The current state of evangelicalism, especially mega-churches, reminds me of a commercial that aired many years ago. It hit the mark perfectly with its witty, profound message. Slightly dark, satirical, and irreverent, the commercial was thought provoking, while also being entertaining.
It starts with half-a-dozen clean-cut, all-American grade-schoolers announcing to us, the listening audience, what they want to be when they grow up—what their lifetime goals and aspirations are. Expecting them to say they want to become doctors, teachers, engineers, or professional athletes, I was surprised by what they actually said. One nine-year-old girl proudly announced: “When I grow up, I want to be the office gossip.” A ten-year-old followed with boyish bravado, “When I grow up, I want to be a brownnoser.” The other kids made similar ignominious assertions. It was hysterical. I can’t remember the product these kids were peddling, but I grinned from ear-to-ear each time I watched the commercial.
The satire was obvious. Nobody sets his or her career goal to be cowardly, devious, or ingratiating. Nor does anyone want to end up being a brownnoser. When young people enter the workplace, they have praiseworthy, high-minded goals. You can see it in their eyes when they graduate from high school and college. During nearly every commencement ceremony, those graduating listen to a successful businessman or politician pontificate about how the current generation has the unique ability to change the world, making it a better place for each of us, while at the same time, accumulating substantial wealth to enjoy “the good life.”
During commencement, when you look from one smiling face to the next, you can see hope radiating from these young people. Coupled with their enthusiastic smiles, each graduate anticipates the future, believing he or she will produce noble, praiseworthy accomplishments. They are convinced their dreams will soon become a reality. All that is required to achieve their dream is hard work—performed honestly and honorably.
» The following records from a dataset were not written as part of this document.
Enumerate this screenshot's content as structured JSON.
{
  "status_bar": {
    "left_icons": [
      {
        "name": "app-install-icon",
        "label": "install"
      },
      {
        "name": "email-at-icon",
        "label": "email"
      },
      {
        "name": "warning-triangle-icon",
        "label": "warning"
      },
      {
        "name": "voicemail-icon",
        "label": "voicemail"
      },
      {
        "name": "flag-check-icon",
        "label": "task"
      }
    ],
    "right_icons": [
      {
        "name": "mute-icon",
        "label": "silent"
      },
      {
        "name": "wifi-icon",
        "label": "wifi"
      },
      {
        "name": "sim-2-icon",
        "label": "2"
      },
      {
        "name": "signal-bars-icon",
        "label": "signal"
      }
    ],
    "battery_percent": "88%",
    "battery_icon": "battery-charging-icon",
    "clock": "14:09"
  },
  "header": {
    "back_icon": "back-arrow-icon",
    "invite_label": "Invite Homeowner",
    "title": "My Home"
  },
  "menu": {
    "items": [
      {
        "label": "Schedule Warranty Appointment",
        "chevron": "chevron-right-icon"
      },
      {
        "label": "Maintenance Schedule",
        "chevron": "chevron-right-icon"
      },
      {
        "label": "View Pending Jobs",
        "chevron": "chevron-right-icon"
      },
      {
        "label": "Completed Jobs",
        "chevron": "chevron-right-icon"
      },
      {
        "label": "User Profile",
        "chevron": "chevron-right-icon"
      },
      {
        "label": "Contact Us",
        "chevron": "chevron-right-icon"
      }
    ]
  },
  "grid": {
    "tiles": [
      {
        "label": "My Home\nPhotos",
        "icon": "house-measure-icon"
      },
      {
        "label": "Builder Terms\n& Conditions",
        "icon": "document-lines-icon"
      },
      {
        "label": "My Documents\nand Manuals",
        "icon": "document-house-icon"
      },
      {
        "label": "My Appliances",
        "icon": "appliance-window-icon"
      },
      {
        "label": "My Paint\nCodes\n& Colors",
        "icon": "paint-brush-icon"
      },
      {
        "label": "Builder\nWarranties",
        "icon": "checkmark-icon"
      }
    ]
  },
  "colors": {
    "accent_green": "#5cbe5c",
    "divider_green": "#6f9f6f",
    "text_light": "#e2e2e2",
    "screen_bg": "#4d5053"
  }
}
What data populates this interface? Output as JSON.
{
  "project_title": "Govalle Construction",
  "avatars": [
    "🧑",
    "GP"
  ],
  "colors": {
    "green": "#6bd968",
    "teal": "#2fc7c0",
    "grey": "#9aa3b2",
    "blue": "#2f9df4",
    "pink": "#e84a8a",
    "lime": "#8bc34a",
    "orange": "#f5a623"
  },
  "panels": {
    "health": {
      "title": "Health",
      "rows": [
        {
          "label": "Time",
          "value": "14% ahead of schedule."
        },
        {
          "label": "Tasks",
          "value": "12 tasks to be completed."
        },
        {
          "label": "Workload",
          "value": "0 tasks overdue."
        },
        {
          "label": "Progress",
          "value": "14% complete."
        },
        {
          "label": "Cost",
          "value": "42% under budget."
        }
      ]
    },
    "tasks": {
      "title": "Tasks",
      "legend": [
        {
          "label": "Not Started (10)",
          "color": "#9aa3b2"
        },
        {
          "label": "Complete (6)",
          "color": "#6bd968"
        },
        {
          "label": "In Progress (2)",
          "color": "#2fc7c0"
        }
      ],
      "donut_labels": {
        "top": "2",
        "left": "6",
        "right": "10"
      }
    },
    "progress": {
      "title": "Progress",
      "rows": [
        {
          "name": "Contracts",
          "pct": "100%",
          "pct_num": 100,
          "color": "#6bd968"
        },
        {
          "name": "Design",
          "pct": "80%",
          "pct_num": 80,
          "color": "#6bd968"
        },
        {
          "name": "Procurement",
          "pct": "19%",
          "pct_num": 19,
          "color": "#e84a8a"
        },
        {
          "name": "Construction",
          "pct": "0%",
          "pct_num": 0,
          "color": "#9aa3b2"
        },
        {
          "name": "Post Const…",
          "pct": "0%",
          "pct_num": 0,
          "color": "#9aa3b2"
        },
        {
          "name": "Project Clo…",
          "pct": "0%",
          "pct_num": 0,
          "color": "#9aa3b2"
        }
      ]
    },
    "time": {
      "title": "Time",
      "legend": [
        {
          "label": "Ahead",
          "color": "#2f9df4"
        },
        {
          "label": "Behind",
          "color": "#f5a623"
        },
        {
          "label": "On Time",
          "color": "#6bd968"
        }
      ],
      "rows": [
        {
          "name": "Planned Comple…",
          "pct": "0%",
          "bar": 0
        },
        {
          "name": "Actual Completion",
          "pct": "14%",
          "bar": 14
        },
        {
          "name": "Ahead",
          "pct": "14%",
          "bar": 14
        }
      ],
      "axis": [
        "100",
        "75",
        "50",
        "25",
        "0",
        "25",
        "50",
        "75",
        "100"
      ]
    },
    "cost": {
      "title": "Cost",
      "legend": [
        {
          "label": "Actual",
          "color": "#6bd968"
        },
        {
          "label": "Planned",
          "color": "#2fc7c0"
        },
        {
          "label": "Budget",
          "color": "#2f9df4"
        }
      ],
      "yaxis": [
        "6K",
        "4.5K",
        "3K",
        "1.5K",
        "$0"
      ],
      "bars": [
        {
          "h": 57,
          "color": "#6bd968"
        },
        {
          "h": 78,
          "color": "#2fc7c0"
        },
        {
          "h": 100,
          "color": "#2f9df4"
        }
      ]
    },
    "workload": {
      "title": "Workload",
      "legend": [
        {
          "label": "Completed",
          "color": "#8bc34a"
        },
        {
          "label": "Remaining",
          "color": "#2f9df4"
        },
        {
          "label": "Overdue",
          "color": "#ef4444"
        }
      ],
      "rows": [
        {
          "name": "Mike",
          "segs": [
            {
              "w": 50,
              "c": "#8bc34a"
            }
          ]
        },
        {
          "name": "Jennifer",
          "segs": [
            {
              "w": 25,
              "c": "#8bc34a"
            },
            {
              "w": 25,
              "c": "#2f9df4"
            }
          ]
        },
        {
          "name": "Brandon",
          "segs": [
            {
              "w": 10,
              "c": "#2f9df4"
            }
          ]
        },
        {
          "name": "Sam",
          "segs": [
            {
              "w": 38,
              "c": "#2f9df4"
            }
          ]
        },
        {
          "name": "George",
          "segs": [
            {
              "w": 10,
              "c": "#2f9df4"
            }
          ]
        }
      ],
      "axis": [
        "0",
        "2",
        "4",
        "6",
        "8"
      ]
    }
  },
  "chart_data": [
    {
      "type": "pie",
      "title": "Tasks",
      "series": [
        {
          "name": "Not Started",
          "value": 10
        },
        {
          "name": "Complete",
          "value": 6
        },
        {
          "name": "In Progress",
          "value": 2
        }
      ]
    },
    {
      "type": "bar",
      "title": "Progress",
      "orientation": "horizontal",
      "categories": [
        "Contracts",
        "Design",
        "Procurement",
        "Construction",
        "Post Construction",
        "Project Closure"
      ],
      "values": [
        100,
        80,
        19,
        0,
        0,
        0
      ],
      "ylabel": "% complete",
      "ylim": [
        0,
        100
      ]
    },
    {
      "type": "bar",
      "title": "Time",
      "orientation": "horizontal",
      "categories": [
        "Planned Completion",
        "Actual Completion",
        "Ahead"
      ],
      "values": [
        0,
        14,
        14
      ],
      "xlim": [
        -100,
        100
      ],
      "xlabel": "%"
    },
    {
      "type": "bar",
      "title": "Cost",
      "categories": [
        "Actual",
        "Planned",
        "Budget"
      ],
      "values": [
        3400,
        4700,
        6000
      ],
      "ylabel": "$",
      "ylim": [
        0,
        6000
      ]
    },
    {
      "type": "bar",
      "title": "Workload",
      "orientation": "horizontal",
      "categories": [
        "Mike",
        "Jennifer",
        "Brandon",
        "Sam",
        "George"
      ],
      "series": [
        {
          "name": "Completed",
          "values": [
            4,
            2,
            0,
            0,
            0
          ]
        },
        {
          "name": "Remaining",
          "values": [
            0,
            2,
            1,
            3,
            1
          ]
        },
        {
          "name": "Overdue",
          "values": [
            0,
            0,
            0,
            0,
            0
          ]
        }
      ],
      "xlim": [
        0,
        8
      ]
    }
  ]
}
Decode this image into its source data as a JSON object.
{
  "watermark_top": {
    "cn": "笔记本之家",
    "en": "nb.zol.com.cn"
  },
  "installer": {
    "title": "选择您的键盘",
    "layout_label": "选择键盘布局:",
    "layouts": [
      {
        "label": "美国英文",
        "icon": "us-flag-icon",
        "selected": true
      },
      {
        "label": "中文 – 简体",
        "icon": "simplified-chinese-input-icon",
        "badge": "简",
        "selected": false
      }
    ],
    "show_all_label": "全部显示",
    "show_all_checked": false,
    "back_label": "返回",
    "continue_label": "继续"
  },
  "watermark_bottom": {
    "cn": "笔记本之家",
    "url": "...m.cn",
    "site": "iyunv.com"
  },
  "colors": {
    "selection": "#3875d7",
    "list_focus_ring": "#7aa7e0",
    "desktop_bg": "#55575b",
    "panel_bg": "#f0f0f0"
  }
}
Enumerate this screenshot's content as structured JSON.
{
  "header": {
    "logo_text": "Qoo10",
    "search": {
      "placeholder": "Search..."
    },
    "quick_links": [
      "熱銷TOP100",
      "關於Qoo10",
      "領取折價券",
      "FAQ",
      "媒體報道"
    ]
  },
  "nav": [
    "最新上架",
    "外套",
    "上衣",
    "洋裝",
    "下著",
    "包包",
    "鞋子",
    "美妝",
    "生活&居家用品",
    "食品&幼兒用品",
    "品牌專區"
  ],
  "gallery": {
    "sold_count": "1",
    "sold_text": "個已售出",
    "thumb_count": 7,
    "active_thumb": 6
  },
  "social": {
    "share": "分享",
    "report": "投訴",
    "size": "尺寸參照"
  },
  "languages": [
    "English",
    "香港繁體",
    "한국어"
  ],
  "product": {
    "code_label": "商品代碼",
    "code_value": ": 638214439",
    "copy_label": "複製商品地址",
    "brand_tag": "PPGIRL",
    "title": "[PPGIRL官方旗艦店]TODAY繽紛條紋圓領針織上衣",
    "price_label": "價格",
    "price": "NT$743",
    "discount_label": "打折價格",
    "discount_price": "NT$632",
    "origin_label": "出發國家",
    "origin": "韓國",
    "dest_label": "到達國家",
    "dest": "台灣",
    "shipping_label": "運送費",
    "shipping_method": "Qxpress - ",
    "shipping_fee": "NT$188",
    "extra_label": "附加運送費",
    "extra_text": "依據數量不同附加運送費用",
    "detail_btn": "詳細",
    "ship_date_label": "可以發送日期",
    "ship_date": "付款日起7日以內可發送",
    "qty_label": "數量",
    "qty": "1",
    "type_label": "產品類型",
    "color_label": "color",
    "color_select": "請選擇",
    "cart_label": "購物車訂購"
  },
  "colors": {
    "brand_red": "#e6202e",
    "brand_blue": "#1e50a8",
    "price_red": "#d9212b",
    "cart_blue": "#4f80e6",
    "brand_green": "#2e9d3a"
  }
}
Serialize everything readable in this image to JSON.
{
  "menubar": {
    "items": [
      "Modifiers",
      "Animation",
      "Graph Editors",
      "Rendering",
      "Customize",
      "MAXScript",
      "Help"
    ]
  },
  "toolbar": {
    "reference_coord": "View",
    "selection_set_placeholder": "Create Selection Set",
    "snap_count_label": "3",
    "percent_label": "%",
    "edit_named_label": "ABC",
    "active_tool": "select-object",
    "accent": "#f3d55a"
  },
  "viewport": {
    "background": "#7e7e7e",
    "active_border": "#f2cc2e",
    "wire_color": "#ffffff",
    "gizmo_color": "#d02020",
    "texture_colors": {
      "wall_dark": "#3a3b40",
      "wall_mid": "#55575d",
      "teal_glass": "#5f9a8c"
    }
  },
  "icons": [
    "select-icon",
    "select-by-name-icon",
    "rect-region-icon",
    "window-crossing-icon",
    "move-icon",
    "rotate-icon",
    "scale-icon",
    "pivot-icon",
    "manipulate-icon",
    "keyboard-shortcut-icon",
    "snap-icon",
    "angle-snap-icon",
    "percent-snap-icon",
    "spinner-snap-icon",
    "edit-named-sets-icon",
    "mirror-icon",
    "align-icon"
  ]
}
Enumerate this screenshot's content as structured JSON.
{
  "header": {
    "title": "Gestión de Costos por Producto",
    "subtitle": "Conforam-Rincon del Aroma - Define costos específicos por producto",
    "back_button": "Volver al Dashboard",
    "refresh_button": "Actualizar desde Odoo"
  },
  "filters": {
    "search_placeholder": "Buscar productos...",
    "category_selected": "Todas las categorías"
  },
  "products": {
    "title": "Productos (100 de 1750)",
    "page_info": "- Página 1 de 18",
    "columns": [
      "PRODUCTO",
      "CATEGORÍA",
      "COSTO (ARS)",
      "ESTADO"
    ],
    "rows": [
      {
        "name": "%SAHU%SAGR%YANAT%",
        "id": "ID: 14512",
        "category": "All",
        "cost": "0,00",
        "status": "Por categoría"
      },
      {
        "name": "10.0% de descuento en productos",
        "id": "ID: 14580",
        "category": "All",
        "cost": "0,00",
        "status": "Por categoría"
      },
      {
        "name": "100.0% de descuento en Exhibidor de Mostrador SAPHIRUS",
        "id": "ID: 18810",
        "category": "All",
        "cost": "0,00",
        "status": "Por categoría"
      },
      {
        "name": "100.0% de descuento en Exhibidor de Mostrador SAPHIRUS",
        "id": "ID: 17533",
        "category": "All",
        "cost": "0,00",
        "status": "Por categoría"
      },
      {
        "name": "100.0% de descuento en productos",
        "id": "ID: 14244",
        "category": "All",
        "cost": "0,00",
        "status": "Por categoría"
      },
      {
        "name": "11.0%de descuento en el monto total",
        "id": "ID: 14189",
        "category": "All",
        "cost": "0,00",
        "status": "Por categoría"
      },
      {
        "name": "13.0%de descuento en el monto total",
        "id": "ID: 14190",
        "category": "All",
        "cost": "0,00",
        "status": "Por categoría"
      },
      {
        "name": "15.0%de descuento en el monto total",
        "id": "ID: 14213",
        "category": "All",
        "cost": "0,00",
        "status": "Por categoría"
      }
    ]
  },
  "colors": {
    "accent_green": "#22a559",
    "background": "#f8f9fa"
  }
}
Unfortunately, that’s all it ever is for most—a dream. Reality is far different than what they believe it will be, making the commercial as poignant as it was funny. The “real world” produces far more brownnosers than men and women who stand by their convictions—especially if negative consequences are certain to follow.
This is no surprise; but if this dichotomy is true in the world of politics and business, the difference between aspirations and reality is even more pronounced for those who choose to serve Christ by working for ministries. Nearly all who pursue this path—the road less traveled—do so for altruistic reasons, sacrificing material gain as part of their noble calling. It just goes with the territory. They decide that fulfilling their dreams can best be accomplished by working for the Lord, which is a praiseworthy ambition.
Serving Christ, however, also means being employed by the ministries, mega-churches, and publishers that champion His name. This is where a huge disconnect occurs. Working for Christian leaders has little resemblance to what most envision life would be like serving the Lord. It’s different—worlds apart really—but not in a healthy way.
The stars of Christendom—those whose faces and voices are easily recognized by millions—bear little resemblance to the biblical version of Christ or the principles He taught. Somewhere along the way, the career path for many who have been “chosen to lead” takes a sharp turn from the biblical standard, producing an entitled mentality, elitist behavior, and a consumptive lifestyle most would consider antithetical to the desires of a servant of God.